NEW DELHI : The Supreme Court on Wednesday issued notice to Vedanta Limited, Ravva Oil Limited and Videocon Industries Limited on the plea seeking stay on Delhi High Court’s order allowing the enforcement of the arbitrations award allowing Vedanta Ltd and Videocon Industries Ltd to recover $499 million instead of $198 million capped by the government for development of Ravva Oil and gas fields in the state of Rajasthan.
The apex court bench headed by Justice S Abdul Nazeer observed in its order, “Until further orders, parties to maintain status quo, existing as on today.”The petition has been filed by Government of India through Secretary of Ministry of Petroleum and Natural Gas against Vedanta Limited, Ravva Oil Limited and Videocon Industries Limited.
The bench also comprising Justices Indu Malhotra and Aniruddha Bose directed the replies to be filed before 15 July and the same to be exchanged between the parties. The case will be next heard on 22 July.
In the 144 page long petition, the origin of the dispute from 1993 to 2020 has been enumerated in detail. The petition states that a Production Sharing Contract (PSC) for extracting Oil and Gas from an offshore field discovered and partly developed by ONGC, the National Oil Company (“NOC”), was entered into between the Petitioner (Indian government) and the Respondent (Cairn Indian Ltd, predecessor of Vedanta) wherein it was expressly stipulated that the respondent should carry out the enlisted works which included drilling of 21 wells at the capped cost of USD 188.98 million plus 5%. which is known as the Base Development Cost (BDC).
Under PSCs, costs incurred by Contractors in Petroleum Operations are ordinarily and fully recoverable from production of petroleum. However, certain PSCs, such as the one signed between the two parties, provided a cap on the amount of costs recoverable.

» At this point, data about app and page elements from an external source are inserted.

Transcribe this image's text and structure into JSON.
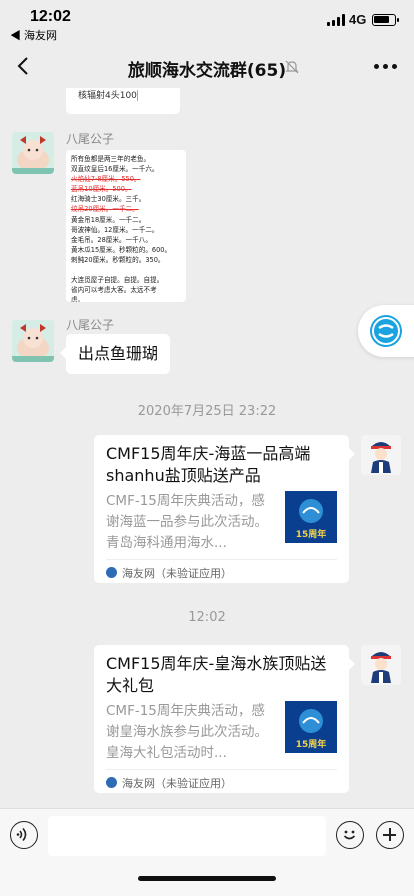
{
  "status": {
    "time": "12:02",
    "back_app": "◀ 海友网",
    "network": "4G"
  },
  "nav": {
    "title": "旅顺海水交流群(65)"
  },
  "chat": {
    "prev_message": "核辐射4头100",
    "messages": [
      {
        "sender": "八尾公子",
        "image_lines": [
          {
            "text": "所有鱼都是两三年的老鱼。",
            "strike": false
          },
          {
            "text": "双直纹皇后16厘米。一千六。",
            "strike": false
          },
          {
            "text": "火焰仙7-8厘米。550。",
            "strike": true
          },
          {
            "text": "蓝吊10厘米。500。",
            "strike": true
          },
          {
            "text": "红海骑士30厘米。三千。",
            "strike": false
          },
          {
            "text": "纹吊20厘米。一千二。",
            "strike": true
          },
          {
            "text": "黄金吊18厘米。一千二。",
            "strike": false
          },
          {
            "text": "哥波神仙。12厘米。一千二。",
            "strike": false
          },
          {
            "text": "金毛吊。28厘米。一千八。",
            "strike": false
          },
          {
            "text": "黄木瓜15厘米。秒颗粒的。600。",
            "strike": false
          },
          {
            "text": "剌鲀20厘米。秒颗粒的。350。",
            "strike": false
          },
          {
            "text": "",
            "strike": false
          },
          {
            "text": "大连觅屋子自提。自提。自提。",
            "strike": false
          },
          {
            "text": "省内可以考虑大客。太远不考",
            "strike": false
          },
          {
            "text": "虑。",
            "strike": false
          }
        ]
      },
      {
        "sender": "八尾公子",
        "text": "出点鱼珊瑚"
      }
    ],
    "timestamps": [
      "2020年7月25日 23:22",
      "12:02"
    ],
    "cards": [
      {
        "title": "CMF15周年庆-海蓝一品高端shanhu盐顶贴送产品",
        "desc": "CMF-15周年庆典活动，感谢海蓝一品参与此次活动。青岛海科通用海水...",
        "thumb_label": "15周年",
        "source": "海友网（未验证应用）"
      },
      {
        "title": "CMF15周年庆-皇海水族顶贴送大礼包",
        "desc": "CMF-15周年庆典活动，感谢皇海水族参与此次活动。皇海大礼包活动时...",
        "thumb_label": "15周年",
        "source": "海友网（未验证应用）"
      }
    ]
  },
  "icons": [
    "back-icon",
    "mute-icon",
    "more-icon",
    "voice-icon",
    "emoji-icon",
    "plus-icon",
    "floating-app-icon"
  ],
  "colors": {
    "background": "#ededed",
    "bubble": "#ffffff",
    "strike": "#e03030",
    "thumb": "#0a3f8f",
    "float": "#1aa3e0"
  }
}
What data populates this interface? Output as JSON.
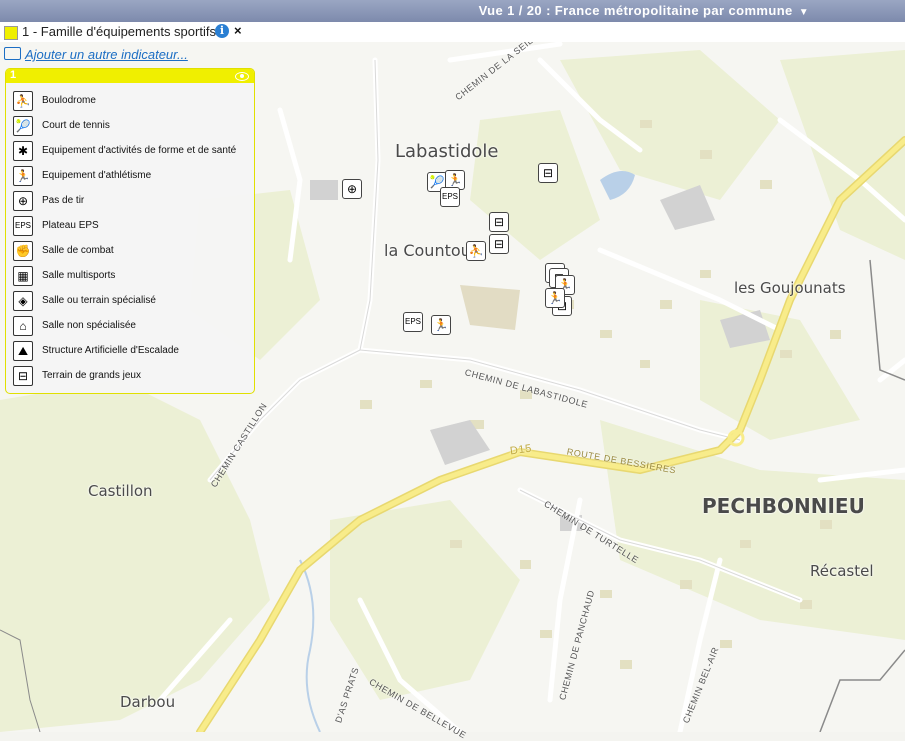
{
  "header": {
    "view_label": "Vue 1 / 20 : France métropolitaine par commune",
    "caret": "▼"
  },
  "indicator": {
    "label": "1 - Famille d'équipements sportifs",
    "info": "i",
    "close": "×"
  },
  "add_indicator": {
    "label": "Ajouter un autre indicateur..."
  },
  "legend": {
    "number": "1",
    "items": [
      {
        "label": "Boulodrome",
        "glyph": "⛹"
      },
      {
        "label": "Court de tennis",
        "glyph": "🎾"
      },
      {
        "label": "Equipement d'activités de forme et de santé",
        "glyph": "✱"
      },
      {
        "label": "Equipement d'athlétisme",
        "glyph": "🏃"
      },
      {
        "label": "Pas de tir",
        "glyph": "⊕"
      },
      {
        "label": "Plateau EPS",
        "glyph": "EPS"
      },
      {
        "label": "Salle de combat",
        "glyph": "✊"
      },
      {
        "label": "Salle multisports",
        "glyph": "▦"
      },
      {
        "label": "Salle ou terrain spécialisé",
        "glyph": "◈"
      },
      {
        "label": "Salle non spécialisée",
        "glyph": "⌂"
      },
      {
        "label": "Structure Artificielle d'Escalade",
        "glyph": "⛰"
      },
      {
        "label": "Terrain de grands jeux",
        "glyph": "⊟"
      }
    ]
  },
  "map": {
    "places": {
      "labastidole": "Labastidole",
      "la_countou": "la Countou",
      "les_goujounats": "les Goujounats",
      "castillon": "Castillon",
      "pechbonnieu": "PECHBONNIEU",
      "recastel": "Récastel",
      "darbou": "Darbou"
    },
    "roads": {
      "chemin_seille": "CHEMIN DE LA SEILLE",
      "chemin_labastidole": "CHEMIN DE LABASTIDOLE",
      "chemin_castillon": "CHEMIN CASTILLON",
      "d15": "D15",
      "route_bessieres": "ROUTE DE BESSIERES",
      "chemin_turtelle": "CHEMIN DE TURTELLE",
      "chemin_panchaud": "CHEMIN DE PANCHAUD",
      "chemin_bel_air": "CHEMIN BEL-AIR",
      "chemin_bellevue": "CHEMIN DE BELLEVUE",
      "das_prats": "D'AS PRATS"
    },
    "poi_glyphs": {
      "eps": "EPS",
      "field": "⊟",
      "athletics": "🏃",
      "tennis": "🎾",
      "boules": "⛹",
      "target": "⊕"
    }
  },
  "colors": {
    "legend_accent": "#f0ef00",
    "link": "#1c6ec4",
    "road_major": "#f5e36a",
    "green": "#eaefcf"
  }
}
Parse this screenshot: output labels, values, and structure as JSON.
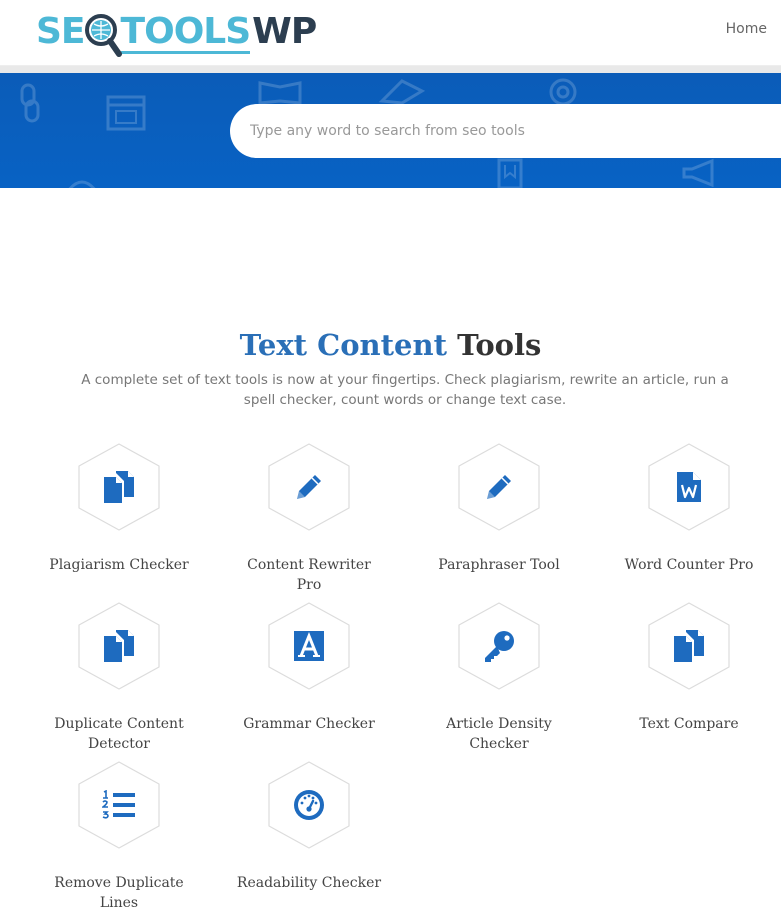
{
  "header": {
    "logo_seo": "SE",
    "logo_tools": "TOOLS",
    "logo_wp": "WP",
    "nav_home": "Home"
  },
  "search": {
    "placeholder": "Type any word to search from seo tools"
  },
  "section": {
    "title_highlight": "Text Content",
    "title_rest": "Tools",
    "description": "A complete set of text tools is now at your fingertips. Check plagiarism, rewrite an article, run a spell checker, count words or change text case."
  },
  "tools": [
    {
      "label": "Plagiarism Checker",
      "icon": "copy-icon"
    },
    {
      "label": "Content Rewriter Pro",
      "icon": "pencil-icon"
    },
    {
      "label": "Paraphraser Tool",
      "icon": "pencil-icon"
    },
    {
      "label": "Word Counter Pro",
      "icon": "word-document-icon"
    },
    {
      "label": "Duplicate Content Detector",
      "icon": "copy-icon"
    },
    {
      "label": "Grammar Checker",
      "icon": "font-a-icon"
    },
    {
      "label": "Article Density Checker",
      "icon": "key-icon"
    },
    {
      "label": "Text Compare",
      "icon": "copy-icon"
    },
    {
      "label": "Remove Duplicate Lines",
      "icon": "numbered-list-icon"
    },
    {
      "label": "Readability Checker",
      "icon": "gauge-icon"
    }
  ],
  "colors": {
    "brand_blue": "#2a6fb7",
    "hero_blue": "#0b5cb8",
    "logo_cyan": "#4db8d6",
    "logo_dark": "#2c3e50",
    "icon_blue": "#1e6bbf"
  }
}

The BDC was a prime biddable criterion on the basis of which the Respondents were awarded the Production Sharing Contract. The BDC was based on an estimate of the costs that would have been incurred by the Contractor for performing the work as mentioned in the PSC. As such, any cost recovery beyond the limit of BDC would constitute a wrongful loss to the public exchequer and would be against the financial interests of India.
As per the petitioner, the Contractor unilaterally recovered USD 499.609 million for executing the enlisted work on spurious grounds.In light of the dispute between the two parties, arbitration proceedings took place. As per the Malaysian Arbitration Act, 2005, an award (the decision of the arbitration) was pronounced in favour of the respondents on 18 January, 2011.
As per the petitioner, “in complete disregard to the Constitutional mandate and the PSC, the Tribunal allowed recovery of costs much beyond the BDC on specious grounds, re-writing the PSC in the garb of contract interpretation, thereby causing substantial loss to public exchequer, to the tune of US$ 216 million (US$129 million towards the principal dues plus Interest of US$ 87 million thereon payable as on date of application) (Rs. 1600 crores approximately).”
Post a series of appeals and challenges by the petitioner in various court of Malaysia the case came before the Delhi High court in 2018. The High court passing its final order on 19 February refused to interfere on the ground that the Arbitral Tribunal “has the right to make both right and wrong decisions as these are errors which fall within their jurisdiction”.
The government has challenged the 19 February order of Delhi High Court in the Apex court.The petitioner in its petition, also claims that the Contractor appropriated the entire amount of USD 198 million for drilling 14 Wells instead of 21 wells undertaken under the said fixed price. On top of it, the arbitration tribunal awarded USD 212 million additionally for the remaining 7 wells.
The Government also claims that the enforcement of such an Award would be contrary to (a) fundamental policy of India law; or (b) interest of India; or (c) justice or mortality.